I would like to tremendously thank "Floyd", for taking the time and effort to scan old slides he had taken of sites he visited in the late 1970's.  Floyd started with Pacific Telephone and Telegraph in the East Bay area of San Francisco in switch maintenance.  When he started out there were still several large city manual offices, (Berkeley, Oakland).  He worked on mostly the No. 1 XBar, but spent some time in the panel offices, did PBX repair and worked on all sorts of equipment.  He retired working for Long Lines in 1983, just before divestiture.


From Floyd, a short history:

 I spent the last 20 years of my telephone service in the Sacramento area in the Toll maintenance side of the business.  Sacramento was an interesting toll center; it was not the largest center in the system but was at the center of the long distance business from the outset.  In the early days open wire facilities came over the Sierra around the Donner Pass area and into Sacramento and then off to the San Francisco area.  When the transcontinental cables reached California, it was routed over the same "open-wire" route, and the first microwave route, followed the same, which coincidentally was the same routing of the transcontinental railroad and now Interstate 80.

The northern California area carrier systems grew at a rapid pace form the 1950s on.  In 1960 there was still C type open wire carrier from Sacramento to Angels Camp and open wire serving the rural community of Michigan Bar (a Northelectric CX 60).  L1 Coax went from Sacramento to Redding then on to the Northwest.  TD and TH microwave systems were routed in all directions out of Sacramento.  To the south through Elk Grove, then to Lodi.  To the southeast to Jackson and the "East Valley" route.  The west to Vaca Hill, and Mt Vaca which was later realigned to Barryessa Peak.  North to High Plateau.  Many short haul microwave systems served the most remote cites in northern California.  Sacramento had a leg off of the Oakland-Boston L4 Coax system; D8unnigan which is a short distance from Sacramento.  The L4 came into California at a place in the northeastern desert called Viewland; then to another site east of Red Bluff, both underground power points.  Then to Dunnigan and from there the cable went south to Oakland.  Around 1980 a FO was routed south from Sacramento through Lodi and south to join the route out of the Bay Area to Los Angeles.

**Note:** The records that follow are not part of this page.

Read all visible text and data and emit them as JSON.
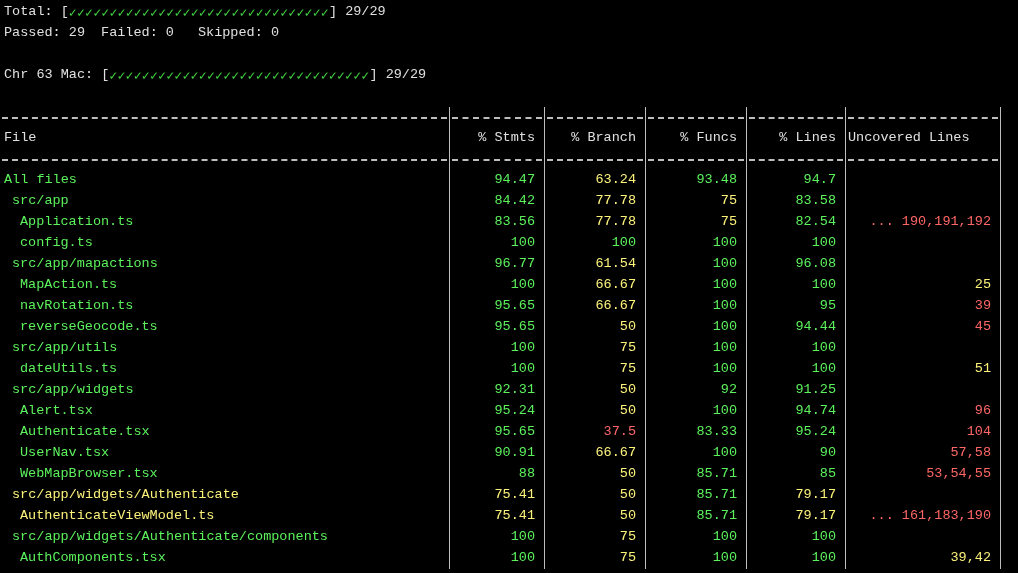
{
  "summary": {
    "total": {
      "label": "Total:",
      "open": "[",
      "ticks": "✓✓✓✓✓✓✓✓✓✓✓✓✓✓✓✓✓✓✓✓✓✓✓✓✓✓✓✓✓✓✓✓",
      "close": "]",
      "count": "29/29"
    },
    "counts": [
      {
        "label": "Passed:",
        "value": "29"
      },
      {
        "label": "Failed:",
        "value": "0"
      },
      {
        "label": "Skipped:",
        "value": "0"
      }
    ],
    "browser": {
      "label": "Chr 63 Mac:",
      "open": "[",
      "ticks": "✓✓✓✓✓✓✓✓✓✓✓✓✓✓✓✓✓✓✓✓✓✓✓✓✓✓✓✓✓✓✓✓",
      "close": "]",
      "count": "29/29"
    }
  },
  "table": {
    "columns": [
      "File",
      "% Stmts",
      "% Branch",
      "% Funcs",
      "% Lines",
      "Uncovered Lines"
    ],
    "rows": [
      {
        "name": "All files",
        "stmts": {
          "value": "94.47",
          "color": "#5cf25c"
        },
        "branch": {
          "value": "63.24",
          "color": "#fcf27a"
        },
        "funcs": {
          "value": "93.48",
          "color": "#5cf25c"
        },
        "lines": {
          "value": "94.7",
          "color": "#5cf25c"
        },
        "children": [
          {
            "name": "src/app",
            "stmts": {
              "value": "84.42",
              "color": "#5cf25c"
            },
            "branch": {
              "value": "77.78",
              "color": "#fcf27a"
            },
            "funcs": {
              "value": "75",
              "color": "#fcf27a"
            },
            "lines": {
              "value": "83.58",
              "color": "#5cf25c"
            },
            "children": [
              {
                "name": "Application.ts",
                "stmts": {
                  "value": "83.56",
                  "color": "#5cf25c"
                },
                "branch": {
                  "value": "77.78",
                  "color": "#fcf27a"
                },
                "funcs": {
                  "value": "75",
                  "color": "#fcf27a"
                },
                "lines": {
                  "value": "82.54",
                  "color": "#5cf25c"
                },
                "uncovered": {
                  "value": "... 190,191,192",
                  "color": "#ff6666"
                }
              },
              {
                "name": "config.ts",
                "stmts": {
                  "value": "100",
                  "color": "#5cf25c"
                },
                "branch": {
                  "value": "100",
                  "color": "#5cf25c"
                },
                "funcs": {
                  "value": "100",
                  "color": "#5cf25c"
                },
                "lines": {
                  "value": "100",
                  "color": "#5cf25c"
                }
              }
            ]
          },
          {
            "name": "src/app/mapactions",
            "stmts": {
              "value": "96.77",
              "color": "#5cf25c"
            },
            "branch": {
              "value": "61.54",
              "color": "#fcf27a"
            },
            "funcs": {
              "value": "100",
              "color": "#5cf25c"
            },
            "lines": {
              "value": "96.08",
              "color": "#5cf25c"
            },
            "children": [
              {
                "name": "MapAction.ts",
                "stmts": {
                  "value": "100",
                  "color": "#5cf25c"
                },
                "branch": {
                  "value": "66.67",
                  "color": "#fcf27a"
                },
                "funcs": {
                  "value": "100",
                  "color": "#5cf25c"
                },
                "lines": {
                  "value": "100",
                  "color": "#5cf25c"
                },
                "uncovered": {
                  "value": "25",
                  "color": "#fcf27a"
                }
              },
              {
                "name": "navRotation.ts",
                "stmts": {
                  "value": "95.65",
                  "color": "#5cf25c"
                },
                "branch": {
                  "value": "66.67",
                  "color": "#fcf27a"
                },
                "funcs": {
                  "value": "100",
                  "color": "#5cf25c"
                },
                "lines": {
                  "value": "95",
                  "color": "#5cf25c"
                },
                "uncovered": {
                  "value": "39",
                  "color": "#ff6666"
                }
              },
              {
                "name": "reverseGeocode.ts",
                "stmts": {
                  "value": "95.65",
                  "color": "#5cf25c"
                },
                "branch": {
                  "value": "50",
                  "color": "#fcf27a"
                },
                "funcs": {
                  "value": "100",
                  "color": "#5cf25c"
                },
                "lines": {
                  "value": "94.44",
                  "color": "#5cf25c"
                },
                "uncovered": {
                  "value": "45",
                  "color": "#ff6666"
                }
              }
            ]
          },
          {
            "name": "src/app/utils",
            "stmts": {
              "value": "100",
              "color": "#5cf25c"
            },
            "branch": {
              "value": "75",
              "color": "#fcf27a"
            },
            "funcs": {
              "value": "100",
              "color": "#5cf25c"
            },
            "lines": {
              "value": "100",
              "color": "#5cf25c"
            },
            "children": [
              {
                "name": "dateUtils.ts",
                "stmts": {
                  "value": "100",
                  "color": "#5cf25c"
                },
                "branch": {
                  "value": "75",
                  "color": "#fcf27a"
                },
                "funcs": {
                  "value": "100",
                  "color": "#5cf25c"
                },
                "lines": {
                  "value": "100",
                  "color": "#5cf25c"
                },
                "uncovered": {
                  "value": "51",
                  "color": "#fcf27a"
                }
              }
            ]
          },
          {
            "name": "src/app/widgets",
            "stmts": {
              "value": "92.31",
              "color": "#5cf25c"
            },
            "branch": {
              "value": "50",
              "color": "#fcf27a"
            },
            "funcs": {
              "value": "92",
              "color": "#5cf25c"
            },
            "lines": {
              "value": "91.25",
              "color": "#5cf25c"
            },
            "children": [
              {
                "name": "Alert.tsx",
                "stmts": {
                  "value": "95.24",
                  "color": "#5cf25c"
                },
                "branch": {
                  "value": "50",
                  "color": "#fcf27a"
                },
                "funcs": {
                  "value": "100",
                  "color": "#5cf25c"
                },
                "lines": {
                  "value": "94.74",
                  "color": "#5cf25c"
                },
                "uncovered": {
                  "value": "96",
                  "color": "#ff6666"
                }
              },
              {
                "name": "Authenticate.tsx",
                "stmts": {
                  "value": "95.65",
                  "color": "#5cf25c"
                },
                "branch": {
                  "value": "37.5",
                  "color": "#ff6666"
                },
                "funcs": {
                  "value": "83.33",
                  "color": "#5cf25c"
                },
                "lines": {
                  "value": "95.24",
                  "color": "#5cf25c"
                },
                "uncovered": {
                  "value": "104",
                  "color": "#ff6666"
                }
              },
              {
                "name": "UserNav.tsx",
                "stmts": {
                  "value": "90.91",
                  "color": "#5cf25c"
                },
                "branch": {
                  "value": "66.67",
                  "color": "#fcf27a"
                },
                "funcs": {
                  "value": "100",
                  "color": "#5cf25c"
                },
                "lines": {
                  "value": "90",
                  "color": "#5cf25c"
                },
                "uncovered": {
                  "value": "57,58",
                  "color": "#ff6666"
                }
              },
              {
                "name": "WebMapBrowser.tsx",
                "stmts": {
                  "value": "88",
                  "color": "#5cf25c"
                },
                "branch": {
                  "value": "50",
                  "color": "#fcf27a"
                },
                "funcs": {
                  "value": "85.71",
                  "color": "#5cf25c"
                },
                "lines": {
                  "value": "85",
                  "color": "#5cf25c"
                },
                "uncovered": {
                  "value": "53,54,55",
                  "color": "#ff6666"
                }
              }
            ]
          },
          {
            "name": "src/app/widgets/Authenticate",
            "stmts": {
              "value": "75.41",
              "color": "#fcf27a"
            },
            "branch": {
              "value": "50",
              "color": "#fcf27a"
            },
            "funcs": {
              "value": "85.71",
              "color": "#5cf25c"
            },
            "lines": {
              "value": "79.17",
              "color": "#fcf27a"
            },
            "children": [
              {
                "name": "AuthenticateViewModel.ts",
                "stmts": {
                  "value": "75.41",
                  "color": "#fcf27a"
                },
                "branch": {
                  "value": "50",
                  "color": "#fcf27a"
                },
                "funcs": {
                  "value": "85.71",
                  "color": "#5cf25c"
                },
                "lines": {
                  "value": "79.17",
                  "color": "#fcf27a"
                },
                "uncovered": {
                  "value": "... 161,183,190",
                  "color": "#ff6666"
                }
              }
            ]
          },
          {
            "name": "src/app/widgets/Authenticate/components",
            "stmts": {
              "value": "100",
              "color": "#5cf25c"
            },
            "branch": {
              "value": "75",
              "color": "#fcf27a"
            },
            "funcs": {
              "value": "100",
              "color": "#5cf25c"
            },
            "lines": {
              "value": "100",
              "color": "#5cf25c"
            },
            "children": [
              {
                "name": "AuthComponents.tsx",
                "stmts": {
                  "value": "100",
                  "color": "#5cf25c"
                },
                "branch": {
                  "value": "75",
                  "color": "#fcf27a"
                },
                "funcs": {
                  "value": "100",
                  "color": "#5cf25c"
                },
                "lines": {
                  "value": "100",
                  "color": "#5cf25c"
                },
                "uncovered": {
                  "value": "39,42",
                  "color": "#fcf27a"
                }
              }
            ]
          }
        ]
      }
    ]
  }
}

The Sacramento Main Central Office, like most other big city office's grew with the years.  From the early manual boards to a good sized SXS switch, #5 XBar, ESS, all types of LD Boards, Information Boards, etc and eventually TSPS.  Long Distance service was handled by a Toll XBar tandem, a 4A (one of the regional centers), 4ESS and a 4W5 XBar serving the State of California ATSS network.  There was a Program Board, from the radio days and a good sized Private Line board, telegraph board, and lots of N, ON, ON/K, T Carrier systems and a SCOTS alarm center.  The complex covered a city block and consisted of basically three buildings with several additions, an 8 story structure, a "Tower" ad an 11 story building eventually becoming the AT&T building.

Lodi ESS October 1978                                    Lodi Test Board October 1978



Northern California Microwave sites 1978



Northern California K Carrier Stations



Northern California Echo Summit



Northern California Short Haul Stations



Return to California Microwave Sites                                             Telephone Central Offices